The outbreak in 2001 led to between 6.5 million and 10 million animals being destroyed and cost as much as £8.5bn. Many farms and other rural businesses were ruined, and the UK's tourist industry was severely hit.
All we need now is for the Gobblin' King to announce that Professor Sir Roy Anderson FRS—charlatan, liar and computer modeller par
At this point, I would urge you to read Private Eye's Not The Foot And Mouth Report (by Christopher Booker and Dr Richard North) which documents, in chronic detail, the absolute and total fuck-up that characterises the government's (illegal) reponse to the last outbreak.

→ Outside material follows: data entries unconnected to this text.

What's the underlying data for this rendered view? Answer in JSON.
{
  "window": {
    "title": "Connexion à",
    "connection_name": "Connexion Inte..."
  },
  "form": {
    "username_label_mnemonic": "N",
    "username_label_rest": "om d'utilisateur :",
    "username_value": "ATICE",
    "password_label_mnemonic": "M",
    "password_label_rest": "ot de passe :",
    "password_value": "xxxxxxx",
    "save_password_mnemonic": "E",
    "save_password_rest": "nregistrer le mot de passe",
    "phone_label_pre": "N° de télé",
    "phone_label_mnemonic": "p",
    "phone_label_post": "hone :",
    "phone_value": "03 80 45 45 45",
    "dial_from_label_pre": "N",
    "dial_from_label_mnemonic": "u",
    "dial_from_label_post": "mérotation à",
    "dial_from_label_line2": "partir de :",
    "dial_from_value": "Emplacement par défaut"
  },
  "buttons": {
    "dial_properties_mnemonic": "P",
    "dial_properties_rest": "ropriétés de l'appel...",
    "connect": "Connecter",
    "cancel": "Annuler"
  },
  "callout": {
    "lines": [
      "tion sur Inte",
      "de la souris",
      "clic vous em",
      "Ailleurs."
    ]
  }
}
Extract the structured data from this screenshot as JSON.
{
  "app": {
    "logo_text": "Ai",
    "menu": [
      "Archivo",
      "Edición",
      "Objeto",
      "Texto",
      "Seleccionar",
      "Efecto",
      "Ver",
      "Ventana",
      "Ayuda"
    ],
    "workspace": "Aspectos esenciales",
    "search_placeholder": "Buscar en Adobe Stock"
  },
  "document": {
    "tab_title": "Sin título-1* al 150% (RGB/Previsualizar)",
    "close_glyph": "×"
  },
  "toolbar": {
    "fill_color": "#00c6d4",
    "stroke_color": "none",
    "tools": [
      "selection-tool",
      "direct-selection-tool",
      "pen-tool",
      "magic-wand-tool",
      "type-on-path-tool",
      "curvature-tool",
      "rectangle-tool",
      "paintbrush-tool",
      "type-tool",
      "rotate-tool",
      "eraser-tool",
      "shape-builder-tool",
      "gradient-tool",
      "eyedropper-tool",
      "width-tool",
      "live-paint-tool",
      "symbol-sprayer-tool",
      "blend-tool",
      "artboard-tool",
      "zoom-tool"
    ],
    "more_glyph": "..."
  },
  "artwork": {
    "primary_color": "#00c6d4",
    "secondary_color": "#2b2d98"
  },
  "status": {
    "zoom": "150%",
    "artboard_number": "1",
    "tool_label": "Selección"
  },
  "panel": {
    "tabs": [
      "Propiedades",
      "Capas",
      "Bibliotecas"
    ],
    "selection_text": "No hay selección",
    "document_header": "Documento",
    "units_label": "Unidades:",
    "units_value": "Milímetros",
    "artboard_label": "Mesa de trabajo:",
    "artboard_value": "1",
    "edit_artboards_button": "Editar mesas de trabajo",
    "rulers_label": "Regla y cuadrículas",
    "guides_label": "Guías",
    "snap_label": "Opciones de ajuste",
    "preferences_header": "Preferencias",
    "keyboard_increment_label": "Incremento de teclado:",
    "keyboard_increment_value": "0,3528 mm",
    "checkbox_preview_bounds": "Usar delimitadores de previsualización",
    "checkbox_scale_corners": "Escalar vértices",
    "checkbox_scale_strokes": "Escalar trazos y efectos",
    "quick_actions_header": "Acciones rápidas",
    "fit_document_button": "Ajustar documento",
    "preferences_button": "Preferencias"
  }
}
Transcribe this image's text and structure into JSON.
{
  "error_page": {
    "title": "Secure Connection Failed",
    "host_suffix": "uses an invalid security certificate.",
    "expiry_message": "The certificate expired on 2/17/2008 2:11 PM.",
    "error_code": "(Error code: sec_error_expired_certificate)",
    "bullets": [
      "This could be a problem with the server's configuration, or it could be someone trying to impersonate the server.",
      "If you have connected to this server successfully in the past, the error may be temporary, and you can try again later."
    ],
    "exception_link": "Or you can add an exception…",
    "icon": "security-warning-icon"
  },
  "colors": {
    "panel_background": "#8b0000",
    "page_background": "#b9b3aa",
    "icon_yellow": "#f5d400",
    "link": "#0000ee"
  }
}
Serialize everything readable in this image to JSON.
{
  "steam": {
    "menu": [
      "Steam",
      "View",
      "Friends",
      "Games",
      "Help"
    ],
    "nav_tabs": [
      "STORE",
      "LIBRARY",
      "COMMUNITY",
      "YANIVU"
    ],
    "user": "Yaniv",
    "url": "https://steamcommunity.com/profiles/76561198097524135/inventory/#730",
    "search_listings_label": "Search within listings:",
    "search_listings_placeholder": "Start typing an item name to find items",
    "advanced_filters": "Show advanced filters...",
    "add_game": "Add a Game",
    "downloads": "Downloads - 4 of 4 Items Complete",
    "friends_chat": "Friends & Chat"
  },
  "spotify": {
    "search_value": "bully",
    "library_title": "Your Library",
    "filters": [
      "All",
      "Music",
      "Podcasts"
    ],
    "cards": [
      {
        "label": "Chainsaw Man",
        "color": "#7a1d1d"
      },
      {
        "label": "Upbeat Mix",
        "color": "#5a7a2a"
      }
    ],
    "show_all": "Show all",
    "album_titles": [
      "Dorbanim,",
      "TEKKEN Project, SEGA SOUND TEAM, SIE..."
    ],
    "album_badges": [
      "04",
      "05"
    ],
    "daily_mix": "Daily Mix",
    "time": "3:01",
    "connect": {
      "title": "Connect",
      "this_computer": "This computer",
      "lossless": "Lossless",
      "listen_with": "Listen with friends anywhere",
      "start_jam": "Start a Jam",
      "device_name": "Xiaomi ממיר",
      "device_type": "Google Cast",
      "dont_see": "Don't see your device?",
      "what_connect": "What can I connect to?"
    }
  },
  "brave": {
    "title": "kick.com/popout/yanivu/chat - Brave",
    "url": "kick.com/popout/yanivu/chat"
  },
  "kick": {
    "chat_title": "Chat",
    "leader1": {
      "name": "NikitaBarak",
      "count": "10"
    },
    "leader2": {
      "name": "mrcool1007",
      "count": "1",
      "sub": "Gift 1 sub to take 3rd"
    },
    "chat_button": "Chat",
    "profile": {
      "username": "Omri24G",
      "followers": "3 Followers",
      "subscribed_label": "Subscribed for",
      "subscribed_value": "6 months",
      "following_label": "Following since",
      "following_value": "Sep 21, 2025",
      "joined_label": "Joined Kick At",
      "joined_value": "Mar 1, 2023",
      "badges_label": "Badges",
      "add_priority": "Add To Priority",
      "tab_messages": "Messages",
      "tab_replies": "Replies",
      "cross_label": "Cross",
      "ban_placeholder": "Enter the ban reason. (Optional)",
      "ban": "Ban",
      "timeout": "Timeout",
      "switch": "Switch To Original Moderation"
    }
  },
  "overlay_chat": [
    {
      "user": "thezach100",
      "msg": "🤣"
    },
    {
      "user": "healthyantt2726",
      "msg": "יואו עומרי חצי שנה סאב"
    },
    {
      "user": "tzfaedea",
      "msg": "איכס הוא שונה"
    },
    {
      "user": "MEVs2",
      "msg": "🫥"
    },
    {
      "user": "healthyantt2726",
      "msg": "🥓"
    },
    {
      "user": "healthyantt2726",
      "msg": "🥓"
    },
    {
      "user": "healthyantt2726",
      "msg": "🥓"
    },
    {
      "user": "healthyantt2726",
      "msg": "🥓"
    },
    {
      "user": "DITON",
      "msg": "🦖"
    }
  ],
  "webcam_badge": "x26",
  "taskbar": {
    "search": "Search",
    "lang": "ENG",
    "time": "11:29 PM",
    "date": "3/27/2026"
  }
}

Needless to say, the EU also takes a prominent role.
One of the biggest puzzles in the early days of the crisis was why MAFF's strategy for tackling the disease was so dramatically different from that used 30 years earlier to bring the 1967/8 epidemic under control. Farmers were baffled as to why it seemed to be taking so long to slaughter and dispose of infected animals. Why did MAFF often have to wait days for samples to be confirmed as 'positive' by Pirbright? Why was it not possible for local vets to order slaughter on diagnosis? Why did they have to apply for authorisation to a committee of MAFF vets in London, at Page Street, Westminster? Why, after slaughter, was it then taking so long to dispose of carcasses? Why were they often having to be taken away to be burned, rather than buried on the spot in quicklime, as had been common practice in 1967? Similarly baffling was the thinking behind these '3 kilometre protection zones' and '10 kilometre surveillance zones'. Where had all this new strategy come from? Certainly Nick Brown and his officials never bothered to explain it.
The mystery only deepened when a retired senior vet from Shropshire, Ken Tyrrell, who had been at the centre of the 1967/8 epidemic, suggested to his local MP, Owen Paterson, that he should look at the report of the official inquiry into that epidemic, published in 1969. This had been carried out under the chairmanship of a highly-respected figure in the farming world of that time, the Duke of Northumberland.
The Northumberland report, as Paterson was quick to pass on to his political and media contacts, was an eye-opener. It came to a series of very firm conclusions as to how any future FMD epidemic should be tackled. The most important factor for curbing the spread of the disease, it urged, was speed. As soon as animals were diagnosed by a local vet as being infected, they should be slaughtered on the same day. They should then be buried the same day, on the same farm, in quicklime to kill off any remaining infectivity. The contrast between all this and MAFF's policy in 2001 could not have been more striking. It was as if every one of Northumberland's central recommendations, derived from an exhaustive public inquiry and published only a year after the epidemic ended, had been not just ignored but stood on its head.
Only due to careful trawling through the website of the European Commission did the explanation for all these riddles emerge to public view. The reason why MAFF's strategy for tackling foot-and-mouth had so dramatically changed was that the British government was no longer in charge of policy on foot-and-mouth. The power to determine how the disease should be tackled had been handed over to Brussels back in the 1980s. It emerged that the procedures any member state should adopt to respond to an outbreak of foot-and-mouth were now laid out in detail in a European Community directive, 85/511. It was this directive which had turned the Northumberland report on its head, by requiring, for instance, that there should be delays in slaughtering suspected animals until samples had been taken and approval received from the ministry. And it was this directive which had set up the '3 kilometre protection zones' and '10 kilometre surveillance zones', which in the early days caused such confusion among MAFF officials, with their talk of 'two miles' and '10 miles' because these protocols laid down by Brussels were so unfamiliar to them.
Since the EU now had ultimate control over the response to any outbreak of FMD within its territory, the British government was obliged to act within the terms of the directive in everything it did. It was bound to consult with the EU at every stage, in particular with its immensely powerful Standing Veterinary Committee (made up of the chief vets from each of the 15 member states), and to seek EU and SVC approval for any new policy decision. And in no respect was the EU's influence more relevant than in its policy on the use of vaccination, enshrined in a further directive, 90/423, to which we shall return in detail in a later section.
For fuck's sake, can we leave yet?
Do read the whole report (although it is quite long); I bought it at the time of first release and was shaking with rage when only about half-way in. It is strange to contemplate how the government got away with so much during that time, breaking laws in a number of areas (not least in the very act of the "contiguous cull").
I wouldn't want to be a farmer right now.
UPDATE: EU Referendum has some more.